In 1557, two Spanish fleets brought the king and for merchants silver from the New World. A promise of 400,000 ducats was made to the Fuggers alone as compensation for earlier loans. Philip II of Spain had Fugger’s funds in the Netherlands confiscated because of the threat of national bankruptcy. Anton Fugger’s protests against this were of little avail, especially since his factor in Antwerp had failed to follow his instructions due to pressure from the Spanish.
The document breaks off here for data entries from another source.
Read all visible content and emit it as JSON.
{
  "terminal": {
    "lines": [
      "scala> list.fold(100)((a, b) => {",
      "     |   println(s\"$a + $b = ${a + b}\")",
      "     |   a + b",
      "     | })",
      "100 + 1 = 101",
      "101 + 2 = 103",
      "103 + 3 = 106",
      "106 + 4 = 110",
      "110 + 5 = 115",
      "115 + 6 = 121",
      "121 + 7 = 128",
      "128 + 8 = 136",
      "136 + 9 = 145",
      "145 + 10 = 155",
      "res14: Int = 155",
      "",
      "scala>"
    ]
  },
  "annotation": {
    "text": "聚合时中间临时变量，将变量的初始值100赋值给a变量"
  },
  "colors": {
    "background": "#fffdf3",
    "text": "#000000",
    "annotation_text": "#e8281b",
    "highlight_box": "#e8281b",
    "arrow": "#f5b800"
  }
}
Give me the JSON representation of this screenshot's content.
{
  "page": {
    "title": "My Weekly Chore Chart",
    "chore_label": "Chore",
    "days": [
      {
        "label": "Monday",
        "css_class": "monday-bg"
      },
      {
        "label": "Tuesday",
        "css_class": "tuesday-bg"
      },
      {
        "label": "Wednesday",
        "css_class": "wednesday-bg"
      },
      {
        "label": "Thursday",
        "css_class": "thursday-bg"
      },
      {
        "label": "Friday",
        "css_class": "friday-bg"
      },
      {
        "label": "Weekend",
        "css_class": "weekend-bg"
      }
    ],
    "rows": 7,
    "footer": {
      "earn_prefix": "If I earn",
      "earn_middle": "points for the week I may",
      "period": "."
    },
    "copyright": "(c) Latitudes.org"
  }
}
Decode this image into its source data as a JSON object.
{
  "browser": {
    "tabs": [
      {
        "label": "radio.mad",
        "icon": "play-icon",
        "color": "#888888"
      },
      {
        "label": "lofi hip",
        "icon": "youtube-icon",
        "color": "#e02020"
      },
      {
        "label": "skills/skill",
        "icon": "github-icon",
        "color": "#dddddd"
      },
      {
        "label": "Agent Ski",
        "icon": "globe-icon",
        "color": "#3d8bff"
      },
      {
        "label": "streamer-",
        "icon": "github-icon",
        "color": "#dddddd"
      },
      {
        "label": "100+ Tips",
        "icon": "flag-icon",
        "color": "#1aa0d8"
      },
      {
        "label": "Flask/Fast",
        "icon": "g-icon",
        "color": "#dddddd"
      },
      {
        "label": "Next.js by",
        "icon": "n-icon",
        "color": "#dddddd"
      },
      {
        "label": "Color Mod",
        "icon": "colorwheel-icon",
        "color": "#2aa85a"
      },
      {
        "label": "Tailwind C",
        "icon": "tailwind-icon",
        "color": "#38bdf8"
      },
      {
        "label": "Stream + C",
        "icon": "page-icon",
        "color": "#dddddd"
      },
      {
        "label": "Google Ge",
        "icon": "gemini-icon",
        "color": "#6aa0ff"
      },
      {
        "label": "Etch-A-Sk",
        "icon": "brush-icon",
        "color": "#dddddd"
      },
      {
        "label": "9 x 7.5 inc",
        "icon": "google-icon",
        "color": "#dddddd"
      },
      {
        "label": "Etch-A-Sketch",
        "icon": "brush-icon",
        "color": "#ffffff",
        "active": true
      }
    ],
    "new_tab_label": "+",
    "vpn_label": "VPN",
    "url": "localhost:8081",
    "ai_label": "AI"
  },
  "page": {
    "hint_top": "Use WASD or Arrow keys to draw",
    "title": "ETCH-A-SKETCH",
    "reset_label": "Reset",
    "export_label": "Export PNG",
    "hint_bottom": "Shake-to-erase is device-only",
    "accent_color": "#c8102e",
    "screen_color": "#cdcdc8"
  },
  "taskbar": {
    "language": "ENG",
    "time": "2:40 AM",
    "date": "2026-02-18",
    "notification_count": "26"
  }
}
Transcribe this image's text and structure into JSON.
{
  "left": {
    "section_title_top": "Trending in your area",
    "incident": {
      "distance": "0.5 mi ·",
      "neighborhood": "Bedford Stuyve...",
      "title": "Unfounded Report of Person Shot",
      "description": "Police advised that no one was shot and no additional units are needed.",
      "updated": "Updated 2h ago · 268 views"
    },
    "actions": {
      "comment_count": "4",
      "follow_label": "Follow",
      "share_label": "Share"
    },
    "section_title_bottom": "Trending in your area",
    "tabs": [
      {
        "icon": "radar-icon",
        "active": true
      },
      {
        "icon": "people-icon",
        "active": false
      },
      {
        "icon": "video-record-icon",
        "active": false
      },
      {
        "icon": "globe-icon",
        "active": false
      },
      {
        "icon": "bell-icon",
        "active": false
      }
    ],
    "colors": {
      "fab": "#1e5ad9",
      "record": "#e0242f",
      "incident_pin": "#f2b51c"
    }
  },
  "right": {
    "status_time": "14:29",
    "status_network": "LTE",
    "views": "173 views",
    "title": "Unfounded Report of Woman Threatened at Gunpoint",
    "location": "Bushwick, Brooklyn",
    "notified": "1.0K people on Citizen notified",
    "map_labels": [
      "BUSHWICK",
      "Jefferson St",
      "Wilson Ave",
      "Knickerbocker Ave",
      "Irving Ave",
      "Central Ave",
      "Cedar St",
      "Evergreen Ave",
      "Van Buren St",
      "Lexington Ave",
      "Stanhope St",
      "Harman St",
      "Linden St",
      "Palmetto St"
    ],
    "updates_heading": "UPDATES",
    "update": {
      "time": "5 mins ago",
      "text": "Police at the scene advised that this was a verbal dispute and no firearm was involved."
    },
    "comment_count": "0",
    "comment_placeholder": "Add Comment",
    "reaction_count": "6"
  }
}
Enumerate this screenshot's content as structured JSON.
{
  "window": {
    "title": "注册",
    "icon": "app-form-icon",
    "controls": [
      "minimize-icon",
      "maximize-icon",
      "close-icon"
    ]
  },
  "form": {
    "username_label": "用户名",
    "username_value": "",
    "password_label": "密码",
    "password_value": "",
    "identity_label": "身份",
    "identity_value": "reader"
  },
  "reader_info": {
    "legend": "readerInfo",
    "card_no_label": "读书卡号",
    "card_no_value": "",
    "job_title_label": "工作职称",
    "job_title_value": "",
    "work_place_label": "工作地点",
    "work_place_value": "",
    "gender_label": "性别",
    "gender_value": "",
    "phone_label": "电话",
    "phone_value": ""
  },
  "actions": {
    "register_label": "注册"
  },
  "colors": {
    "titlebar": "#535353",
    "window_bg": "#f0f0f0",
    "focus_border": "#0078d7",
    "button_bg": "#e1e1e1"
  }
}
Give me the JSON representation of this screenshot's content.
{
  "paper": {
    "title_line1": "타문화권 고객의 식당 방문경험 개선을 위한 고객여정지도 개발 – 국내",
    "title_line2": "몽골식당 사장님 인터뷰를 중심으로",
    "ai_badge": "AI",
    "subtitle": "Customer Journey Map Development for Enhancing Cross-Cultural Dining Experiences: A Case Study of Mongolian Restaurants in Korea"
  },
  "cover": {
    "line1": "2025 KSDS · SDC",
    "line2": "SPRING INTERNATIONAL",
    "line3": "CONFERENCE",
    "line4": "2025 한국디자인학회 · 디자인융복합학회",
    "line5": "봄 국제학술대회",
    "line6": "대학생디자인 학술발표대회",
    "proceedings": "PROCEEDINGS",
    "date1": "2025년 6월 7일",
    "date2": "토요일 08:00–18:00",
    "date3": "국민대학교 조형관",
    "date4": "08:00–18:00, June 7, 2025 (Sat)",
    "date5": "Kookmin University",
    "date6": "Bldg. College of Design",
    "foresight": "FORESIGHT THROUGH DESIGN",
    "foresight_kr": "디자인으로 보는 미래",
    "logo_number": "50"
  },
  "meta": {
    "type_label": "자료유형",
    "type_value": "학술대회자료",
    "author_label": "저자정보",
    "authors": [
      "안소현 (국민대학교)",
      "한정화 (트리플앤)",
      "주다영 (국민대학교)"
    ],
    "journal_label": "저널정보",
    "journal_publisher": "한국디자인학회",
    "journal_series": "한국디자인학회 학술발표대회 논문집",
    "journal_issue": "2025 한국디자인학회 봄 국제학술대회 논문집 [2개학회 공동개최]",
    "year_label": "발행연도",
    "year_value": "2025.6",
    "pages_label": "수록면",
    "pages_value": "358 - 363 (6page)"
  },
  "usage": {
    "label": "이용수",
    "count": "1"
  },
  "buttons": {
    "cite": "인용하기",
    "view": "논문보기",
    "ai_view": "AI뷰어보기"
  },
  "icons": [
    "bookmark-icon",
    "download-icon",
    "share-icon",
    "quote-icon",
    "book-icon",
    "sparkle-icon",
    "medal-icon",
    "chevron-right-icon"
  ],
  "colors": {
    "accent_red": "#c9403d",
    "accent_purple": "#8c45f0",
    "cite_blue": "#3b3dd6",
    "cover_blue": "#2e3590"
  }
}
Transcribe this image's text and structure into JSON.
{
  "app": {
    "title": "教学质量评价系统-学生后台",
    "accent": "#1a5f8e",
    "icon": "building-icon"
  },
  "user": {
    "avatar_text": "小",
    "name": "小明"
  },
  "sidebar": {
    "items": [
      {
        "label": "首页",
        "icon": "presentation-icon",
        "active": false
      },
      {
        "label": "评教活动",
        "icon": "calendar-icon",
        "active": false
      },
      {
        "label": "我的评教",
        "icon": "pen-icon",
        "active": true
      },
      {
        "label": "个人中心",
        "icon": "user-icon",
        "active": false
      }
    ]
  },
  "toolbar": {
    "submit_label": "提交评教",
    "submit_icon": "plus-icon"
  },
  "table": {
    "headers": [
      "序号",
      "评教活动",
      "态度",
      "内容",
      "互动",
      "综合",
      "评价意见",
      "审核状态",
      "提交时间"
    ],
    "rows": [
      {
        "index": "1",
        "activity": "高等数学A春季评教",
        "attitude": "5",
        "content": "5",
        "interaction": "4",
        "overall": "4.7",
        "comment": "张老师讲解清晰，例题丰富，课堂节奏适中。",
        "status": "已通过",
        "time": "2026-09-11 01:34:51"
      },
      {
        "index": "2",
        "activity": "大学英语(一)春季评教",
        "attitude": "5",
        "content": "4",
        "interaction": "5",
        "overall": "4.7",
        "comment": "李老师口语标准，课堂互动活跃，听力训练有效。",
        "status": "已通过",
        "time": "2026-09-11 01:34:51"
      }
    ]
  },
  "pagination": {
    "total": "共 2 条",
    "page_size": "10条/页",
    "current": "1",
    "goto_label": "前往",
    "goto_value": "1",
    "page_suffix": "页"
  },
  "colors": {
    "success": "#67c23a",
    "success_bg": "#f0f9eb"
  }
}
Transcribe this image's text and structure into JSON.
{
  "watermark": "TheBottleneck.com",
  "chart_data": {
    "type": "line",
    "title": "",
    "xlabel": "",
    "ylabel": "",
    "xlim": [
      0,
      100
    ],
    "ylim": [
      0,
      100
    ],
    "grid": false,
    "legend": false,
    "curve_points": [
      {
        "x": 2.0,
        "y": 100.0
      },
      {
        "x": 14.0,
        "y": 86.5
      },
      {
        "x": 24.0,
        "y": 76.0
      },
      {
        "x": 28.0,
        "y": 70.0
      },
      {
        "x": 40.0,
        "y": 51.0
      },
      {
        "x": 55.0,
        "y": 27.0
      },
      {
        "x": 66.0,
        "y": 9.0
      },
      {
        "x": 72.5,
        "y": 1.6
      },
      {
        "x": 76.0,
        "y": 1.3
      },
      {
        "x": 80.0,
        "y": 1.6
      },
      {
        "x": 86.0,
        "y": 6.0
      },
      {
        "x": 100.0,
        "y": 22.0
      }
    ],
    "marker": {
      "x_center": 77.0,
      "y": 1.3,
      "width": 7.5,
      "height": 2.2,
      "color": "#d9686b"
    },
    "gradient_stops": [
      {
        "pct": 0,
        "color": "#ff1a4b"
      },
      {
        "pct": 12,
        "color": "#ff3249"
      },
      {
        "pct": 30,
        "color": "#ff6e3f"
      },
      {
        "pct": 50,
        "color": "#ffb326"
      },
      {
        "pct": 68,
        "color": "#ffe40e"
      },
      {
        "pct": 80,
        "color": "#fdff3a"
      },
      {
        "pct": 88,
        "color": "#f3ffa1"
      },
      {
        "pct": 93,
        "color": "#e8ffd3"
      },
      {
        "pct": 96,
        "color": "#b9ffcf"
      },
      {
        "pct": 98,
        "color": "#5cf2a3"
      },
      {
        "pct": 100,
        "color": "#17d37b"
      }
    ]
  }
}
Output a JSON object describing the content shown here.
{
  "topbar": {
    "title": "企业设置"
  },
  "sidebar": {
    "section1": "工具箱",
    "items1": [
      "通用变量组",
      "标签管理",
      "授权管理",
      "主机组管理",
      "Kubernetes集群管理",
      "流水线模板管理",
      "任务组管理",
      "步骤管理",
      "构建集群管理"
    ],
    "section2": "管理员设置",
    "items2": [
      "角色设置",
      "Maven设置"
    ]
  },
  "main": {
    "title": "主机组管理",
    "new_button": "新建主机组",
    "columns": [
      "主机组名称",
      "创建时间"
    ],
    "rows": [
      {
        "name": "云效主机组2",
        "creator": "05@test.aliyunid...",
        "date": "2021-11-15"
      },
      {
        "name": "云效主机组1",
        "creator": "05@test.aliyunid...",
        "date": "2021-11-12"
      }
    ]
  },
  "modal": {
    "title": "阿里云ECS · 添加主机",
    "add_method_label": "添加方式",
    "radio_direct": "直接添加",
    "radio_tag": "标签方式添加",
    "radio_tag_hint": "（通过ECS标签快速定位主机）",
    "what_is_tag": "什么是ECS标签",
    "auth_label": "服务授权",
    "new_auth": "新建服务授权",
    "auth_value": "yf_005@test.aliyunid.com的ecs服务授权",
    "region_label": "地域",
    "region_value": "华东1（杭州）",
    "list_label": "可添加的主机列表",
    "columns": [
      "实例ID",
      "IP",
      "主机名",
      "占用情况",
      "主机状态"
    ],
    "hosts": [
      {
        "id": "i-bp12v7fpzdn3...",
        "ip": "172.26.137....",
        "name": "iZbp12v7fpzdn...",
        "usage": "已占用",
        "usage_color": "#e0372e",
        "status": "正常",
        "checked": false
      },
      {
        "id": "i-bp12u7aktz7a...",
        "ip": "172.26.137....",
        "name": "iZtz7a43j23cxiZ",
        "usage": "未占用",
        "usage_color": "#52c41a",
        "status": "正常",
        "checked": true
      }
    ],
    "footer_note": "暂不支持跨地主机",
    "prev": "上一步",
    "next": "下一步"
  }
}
Hence, he sent a mining specialist called Sebastian Kurz to Brussels to enter negotiations with Erasso, the crown’s financier. In the meantime, debts of 600,000 ducats had accumulated, and Kurz’s aim was to achieve repayment and secure loans, possibly by leasing American mines. However, the Spanish side did not accept the proposal. In 1558, Matthäus Schwarz, the Fuggers’ chief accountant, converted Kurz’s results and data, supplemented by those he had procured himself, into his own set of figures.
In the document on display from 1558, Schwarz uses four different rows to calculate the amounts that the Fuggers received from Spain. In the first two rows he lists the money from the fleets of 1 July and 26 September 1557 in seven columns (cols 1–7). This money is due, in ducats (col. 2), to Anton Fugger, his nephew Hans Jakob and the Fuggers’ ‘common trade’ (col. 1). After deducting the costs (col. 3), their interest-free shares (col. 4) are shown in ducats. On the right side of the page, Schwarz converts the ducats into kroner (col. 5). With an interest rate of 14 per cent as well as the term from 1 July 1557 to 25 May 1559 (col. 6), the sum of capital and interest is given in column 7. The third row registers the shares from both fleets: 234,987 for Anton Fugger, 205,176 for Hans Jakob and lastly 126,850 ducats for the Fuggers’ ‘common trade’. In the fourth row, which is crossed out, Schwarz converts this total of 567,013 guilders (col. 2) into kroner (col. 3), as he had done above. With the interest (col. 4), the result comes to 762,267 crowns, which he further converts (cols 6-7). The document concludes with Schwarz’s own signature.

(Franz Karg)